During sleep, the natural reflex of blinking slows down significantly. Blinking is important for spreading tears across the eyes’ surface, providing lubrication and nourishment. When the blink rate decreases, tears are not distributed as effectively, resulting in dryness upon waking up.

If you frequently experience dry eye symptoms at night, you should consult experts like this eye doctor in logan ut for a proper evaluation. They can help identify the underlying cause and recommend appropriate treatments or lifestyle modifications to alleviate your symptoms and improve the overall health of your eyes.

Evaporation

The environment in your bedroom can play a significant role in causing dry eyes at night. If the air in your room is dry, either due to air conditioning or heating systems, it can cause the tears on the surface of your eyes to evaporate more quickly.

This is particularly true if the humidity levels are low. As a result, the eyes may become dry and uncomfortable during the night and upon waking up.

Meibomian Gland Dysfunction

The meibomian glands are located in the eyelids and are responsible for producing an oily substance called meibum. This oil helps to lubricate the eyes and prevent tears from evaporating too quickly. If the meibomian glands become blocked or the quality of the oil is compromised, it can lead to an inadequate tear film and increased evaporation, resulting in dry eye disease.
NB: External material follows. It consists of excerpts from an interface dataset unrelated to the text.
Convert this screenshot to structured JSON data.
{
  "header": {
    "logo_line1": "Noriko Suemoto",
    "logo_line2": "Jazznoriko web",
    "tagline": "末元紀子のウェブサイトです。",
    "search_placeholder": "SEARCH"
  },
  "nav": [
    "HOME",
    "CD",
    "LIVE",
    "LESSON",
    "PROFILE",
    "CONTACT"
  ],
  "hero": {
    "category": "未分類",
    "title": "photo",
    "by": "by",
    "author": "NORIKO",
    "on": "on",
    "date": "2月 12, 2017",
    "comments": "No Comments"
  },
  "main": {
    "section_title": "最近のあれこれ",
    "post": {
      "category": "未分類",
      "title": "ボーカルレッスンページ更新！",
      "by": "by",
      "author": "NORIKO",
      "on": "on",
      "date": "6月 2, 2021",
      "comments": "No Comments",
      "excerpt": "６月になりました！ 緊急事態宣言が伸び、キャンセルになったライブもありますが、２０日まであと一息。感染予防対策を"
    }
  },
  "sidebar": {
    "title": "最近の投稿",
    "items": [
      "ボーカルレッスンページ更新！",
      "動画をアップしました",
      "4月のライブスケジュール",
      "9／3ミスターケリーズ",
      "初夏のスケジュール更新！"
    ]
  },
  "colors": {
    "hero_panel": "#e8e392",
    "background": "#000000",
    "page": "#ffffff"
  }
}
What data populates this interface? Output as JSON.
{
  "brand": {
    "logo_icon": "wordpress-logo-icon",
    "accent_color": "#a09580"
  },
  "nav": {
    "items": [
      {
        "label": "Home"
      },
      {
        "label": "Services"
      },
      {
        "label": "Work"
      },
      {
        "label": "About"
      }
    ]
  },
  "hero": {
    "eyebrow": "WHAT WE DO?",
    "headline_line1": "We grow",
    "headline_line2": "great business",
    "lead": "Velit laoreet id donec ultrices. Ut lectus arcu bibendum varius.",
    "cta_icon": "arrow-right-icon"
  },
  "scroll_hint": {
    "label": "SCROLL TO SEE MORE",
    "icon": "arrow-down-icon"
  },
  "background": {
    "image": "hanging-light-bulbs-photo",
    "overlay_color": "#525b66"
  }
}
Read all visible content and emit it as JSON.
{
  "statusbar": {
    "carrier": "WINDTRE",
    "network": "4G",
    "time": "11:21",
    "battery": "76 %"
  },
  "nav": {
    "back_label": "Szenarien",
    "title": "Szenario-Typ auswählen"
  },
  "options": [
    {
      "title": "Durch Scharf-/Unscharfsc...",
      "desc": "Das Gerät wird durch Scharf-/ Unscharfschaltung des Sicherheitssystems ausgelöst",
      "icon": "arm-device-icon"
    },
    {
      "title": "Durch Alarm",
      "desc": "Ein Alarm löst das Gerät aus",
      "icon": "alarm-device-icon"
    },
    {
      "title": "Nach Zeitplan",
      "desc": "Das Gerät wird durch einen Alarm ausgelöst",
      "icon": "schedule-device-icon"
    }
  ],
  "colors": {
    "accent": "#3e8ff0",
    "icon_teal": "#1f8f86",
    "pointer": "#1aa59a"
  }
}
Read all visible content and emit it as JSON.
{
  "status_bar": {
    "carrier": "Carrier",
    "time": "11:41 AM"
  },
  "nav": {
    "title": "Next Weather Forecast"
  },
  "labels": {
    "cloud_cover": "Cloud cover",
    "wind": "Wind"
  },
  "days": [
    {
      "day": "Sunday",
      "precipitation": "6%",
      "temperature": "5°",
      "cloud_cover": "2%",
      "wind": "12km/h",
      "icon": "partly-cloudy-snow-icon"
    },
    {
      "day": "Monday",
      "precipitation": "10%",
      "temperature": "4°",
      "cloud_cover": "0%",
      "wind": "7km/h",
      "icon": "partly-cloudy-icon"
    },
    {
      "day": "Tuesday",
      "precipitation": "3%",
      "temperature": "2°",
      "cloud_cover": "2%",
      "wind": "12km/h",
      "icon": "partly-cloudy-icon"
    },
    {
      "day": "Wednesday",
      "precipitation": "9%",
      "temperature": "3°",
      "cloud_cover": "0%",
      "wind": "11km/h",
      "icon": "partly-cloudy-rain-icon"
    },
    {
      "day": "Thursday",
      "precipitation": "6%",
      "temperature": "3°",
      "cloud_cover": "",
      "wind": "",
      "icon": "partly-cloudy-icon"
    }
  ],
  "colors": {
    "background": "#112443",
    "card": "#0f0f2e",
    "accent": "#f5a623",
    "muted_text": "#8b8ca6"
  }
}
Medications

Some medications can have dry eyes as a side effect. Antihistamines, commonly used to treat allergies, can reduce tear production. Decongestants, often found in nasal sprays or cold medications, can cause dryness by constricting blood vessels, including those that supply the eyes.

Certain antidepressants can also affect tear production and quality. If you are taking any medications and experiencing dry eyes at night, consult your doctor to determine if they could contribute to the problem.

Age

As we age, the production of tears tends to decrease, and the quality of tears may change. The lacrimal glands, responsible for tear production, may become less efficient, leading to decreased tear production.

Additionally, the composition of tears may change, resulting in an inadequate tear film that evaporates more quickly. These age-related changes can make individuals more prone to experiencing dry eyes, particularly at night.

Unmasking What Causes Dry Eyes at Night

What causes dry eyes at night? Various factors, such as inadequate tear production, prolonged exposure to screens, prolonged use of contact lenses, and allergies can cause dry eyes at night.

If you suffer from dry eyes at night, speak to your doctor and optometrist to seek treatment and prevent future discomfort and damage to the eyes. Don’t suffer in silence; get help today.